In this video, the solo is played in free time (no strict tempo) with vibrato and ¼ step bend embellishments. Quite often in the minor Pentatonic scale the minor third scale step (in this case E♭) is played as a microtone bend. This may sound a little off when played across the tonic chord, C7, because the third is E natural, but nevertheless it is executed this way all the time. If it is annoying to your ear, simply change the ¼ step to a ½ step. The trick is to make this solo sound lowdown and sleezy. Definitely, a bluesy, roadhouse sound
In the video below, the solo is played once and then the rhythm section continues on for one more pass of the progression. Practice with the solo, then play the solo again with the rhythm. There is a two bar drum intro. Count: 1 2 3 4 1 2 3 and 4 and (the 'and 4 and' is the first three notes of the lick, the lead in).

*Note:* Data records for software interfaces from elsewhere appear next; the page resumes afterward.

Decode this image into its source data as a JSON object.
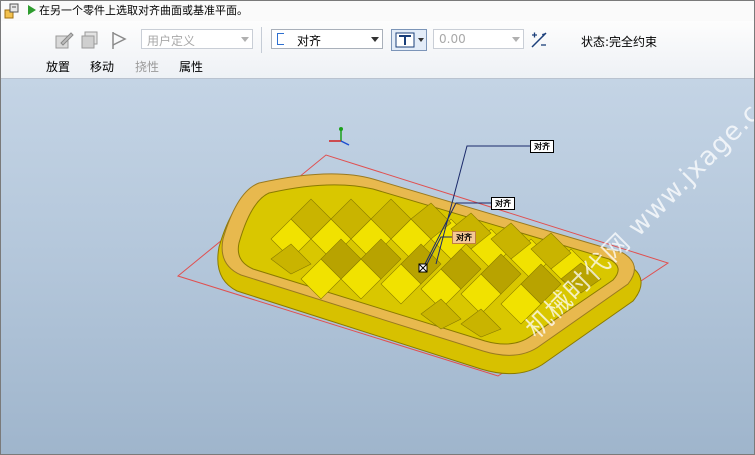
{
  "message": {
    "text": "在另一个零件上选取对齐曲面或基准平面。"
  },
  "dashboard": {
    "offset_type": "用户定义",
    "constraint_type": "对齐",
    "offset_value": "0.00",
    "tabs": {
      "placement": "放置",
      "move": "移动",
      "flexibility": "挠性",
      "properties": "属性"
    },
    "status": "状态:完全约束"
  },
  "viewport": {
    "tags": {
      "tag1": "对齐",
      "tag2": "对齐",
      "tag3": "对齐"
    },
    "watermark": "机械时代网 www.jxage.com",
    "colors": {
      "part": "#e6cf00",
      "rim": "#e8b94e",
      "datum": "#e05050",
      "background_top": "#c4d4e5",
      "background_bottom": "#9fb5cc"
    }
  },
  "icons": {
    "message": "assembly-message-icon",
    "arrow": "green-arrow-icon",
    "btn1": "edit-component-icon",
    "btn2": "copy-component-icon",
    "btn3": "flag-icon",
    "constraint": "constraint-mode-icon",
    "flip": "flip-offset-icon"
  }
}
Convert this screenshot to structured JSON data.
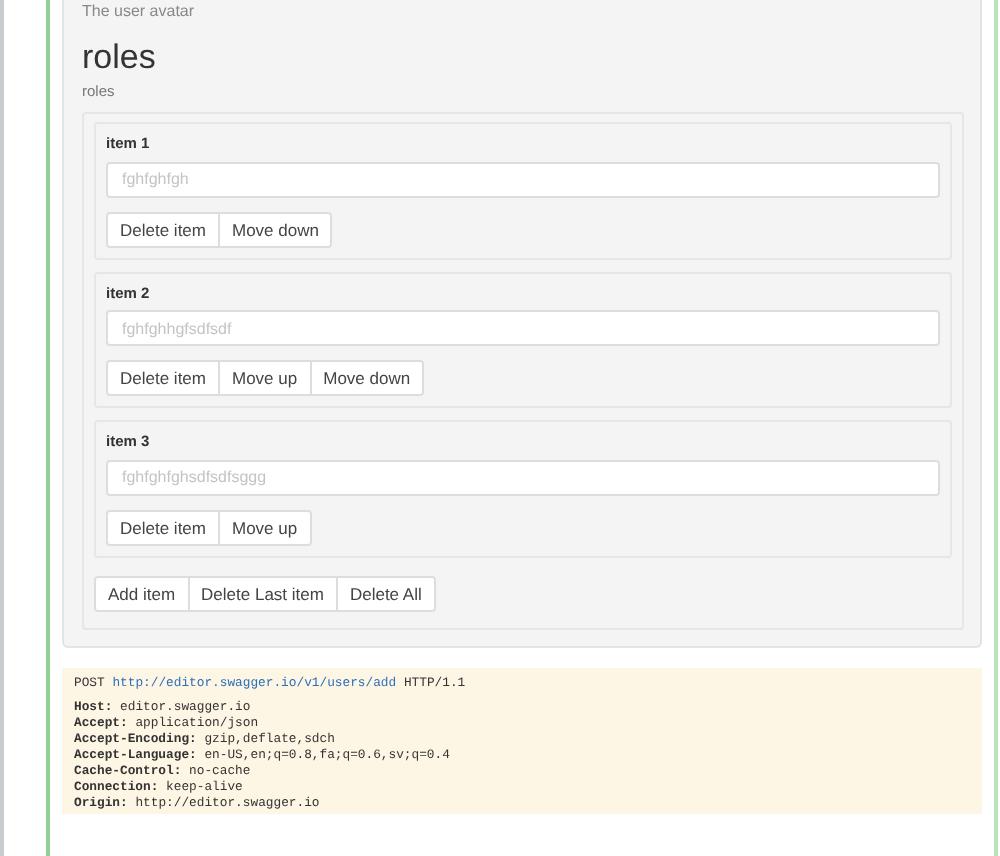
{
  "avatar_help": "The user avatar",
  "roles": {
    "title": "roles",
    "description": "roles",
    "items": [
      {
        "label": "item 1",
        "placeholder": "fghfghfgh",
        "buttons": [
          "Delete item",
          "Move down"
        ]
      },
      {
        "label": "item 2",
        "placeholder": "fghfghhgfsdfsdf",
        "buttons": [
          "Delete item",
          "Move up",
          "Move down"
        ]
      },
      {
        "label": "item 3",
        "placeholder": "fghfghfghsdfsdfsggg",
        "buttons": [
          "Delete item",
          "Move up"
        ]
      }
    ],
    "actions": [
      "Add item",
      "Delete Last item",
      "Delete All"
    ]
  },
  "request": {
    "method": "POST",
    "url": "http://editor.swagger.io/v1/users/add",
    "version": "HTTP/1.1",
    "headers": [
      {
        "name": "Host:",
        "value": "editor.swagger.io"
      },
      {
        "name": "Accept:",
        "value": "application/json"
      },
      {
        "name": "Accept-Encoding:",
        "value": "gzip,deflate,sdch"
      },
      {
        "name": "Accept-Language:",
        "value": "en-US,en;q=0.8,fa;q=0.6,sv;q=0.4"
      },
      {
        "name": "Cache-Control:",
        "value": "no-cache"
      },
      {
        "name": "Connection:",
        "value": "keep-alive"
      },
      {
        "name": "Origin:",
        "value": "http://editor.swagger.io"
      }
    ]
  }
}
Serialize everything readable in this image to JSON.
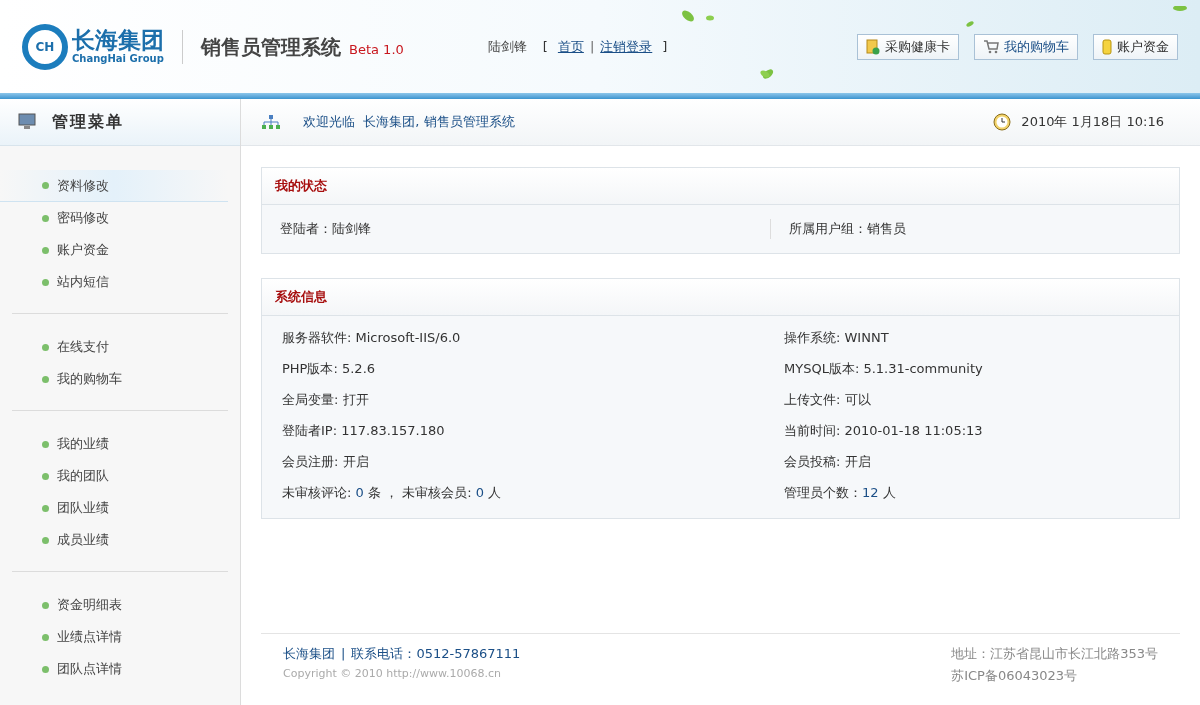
{
  "header": {
    "logo_cn": "长海集团",
    "logo_en": "ChangHai Group",
    "logo_mark": "CH",
    "system_title": "销售员管理系统",
    "version": "Beta 1.0",
    "user": "陆剑锋",
    "links": [
      "首页",
      "注销登录"
    ],
    "link_brackets": [
      "[",
      "]"
    ],
    "link_separator": "|",
    "buttons": [
      {
        "label": "采购健康卡",
        "kind": "card"
      },
      {
        "label": "我的购物车",
        "kind": "cart"
      },
      {
        "label": "账户资金",
        "kind": "coin"
      }
    ]
  },
  "sidebar": {
    "title": "管理菜单",
    "groups": [
      [
        {
          "label": "资料修改",
          "selected": true
        },
        {
          "label": "密码修改",
          "selected": false
        },
        {
          "label": "账户资金",
          "selected": false
        },
        {
          "label": "站内短信",
          "selected": false
        }
      ],
      [
        {
          "label": "在线支付",
          "selected": false
        },
        {
          "label": "我的购物车",
          "selected": false
        }
      ],
      [
        {
          "label": "我的业绩",
          "selected": false
        },
        {
          "label": "我的团队",
          "selected": false
        },
        {
          "label": "团队业绩",
          "selected": false
        },
        {
          "label": "成员业绩",
          "selected": false
        }
      ],
      [
        {
          "label": "资金明细表",
          "selected": false
        },
        {
          "label": "业绩点详情",
          "selected": false
        },
        {
          "label": "团队点详情",
          "selected": false
        }
      ]
    ]
  },
  "topbar": {
    "welcome": "欢迎光临  长海集团, 销售员管理系统",
    "datetime": "2010年 1月18日 10:16"
  },
  "status_panel": {
    "title": "我的状态",
    "left": "登陆者：陆剑锋",
    "right": "所属用户组：销售员"
  },
  "system_panel": {
    "title": "系统信息",
    "rows": [
      [
        [
          {
            "text": "服务器软件: Microsoft-IIS/6.0",
            "kind": "plain"
          }
        ],
        [
          {
            "text": "操作系统: WINNT",
            "kind": "plain"
          }
        ]
      ],
      [
        [
          {
            "text": "PHP版本: 5.2.6",
            "kind": "plain"
          }
        ],
        [
          {
            "text": "MYSQL版本: 5.1.31-community",
            "kind": "plain"
          }
        ]
      ],
      [
        [
          {
            "text": "全局变量: 打开",
            "kind": "plain"
          }
        ],
        [
          {
            "text": "上传文件: 可以",
            "kind": "plain"
          }
        ]
      ],
      [
        [
          {
            "text": "登陆者IP: 117.83.157.180",
            "kind": "plain"
          }
        ],
        [
          {
            "text": "当前时间: 2010-01-18 11:05:13",
            "kind": "plain"
          }
        ]
      ],
      [
        [
          {
            "text": "会员注册: 开启",
            "kind": "plain"
          }
        ],
        [
          {
            "text": "会员投稿: 开启",
            "kind": "plain"
          }
        ]
      ],
      [
        [
          {
            "text": "未审核评论: ",
            "kind": "plain"
          },
          {
            "text": "0",
            "kind": "count"
          },
          {
            "text": " 条 ， 未审核会员: ",
            "kind": "plain"
          },
          {
            "text": "0",
            "kind": "count"
          },
          {
            "text": " 人",
            "kind": "plain"
          }
        ],
        [
          {
            "text": "管理员个数：",
            "kind": "plain"
          },
          {
            "text": "12",
            "kind": "count"
          },
          {
            "text": " 人",
            "kind": "plain"
          }
        ]
      ]
    ]
  },
  "footer": {
    "company": "长海集团",
    "separator": "|",
    "phone": "联系电话：0512-57867111",
    "copyright": "Copyright © 2010 http://www.10068.cn",
    "address": "地址：江苏省昆山市长江北路353号",
    "icp": "苏ICP备06043023号"
  }
}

Jammin' With Guys I Never Met
Listen to this recording. It is in Am Pentatonic. There is only one note outside of the scale (B). I am utilizing different box patterns. During this recording I could feel every note I played. The sound was in my head and my hands at the same time. Pay close attention to my phrasing (where I play, where I don't), you can pretty much feel it.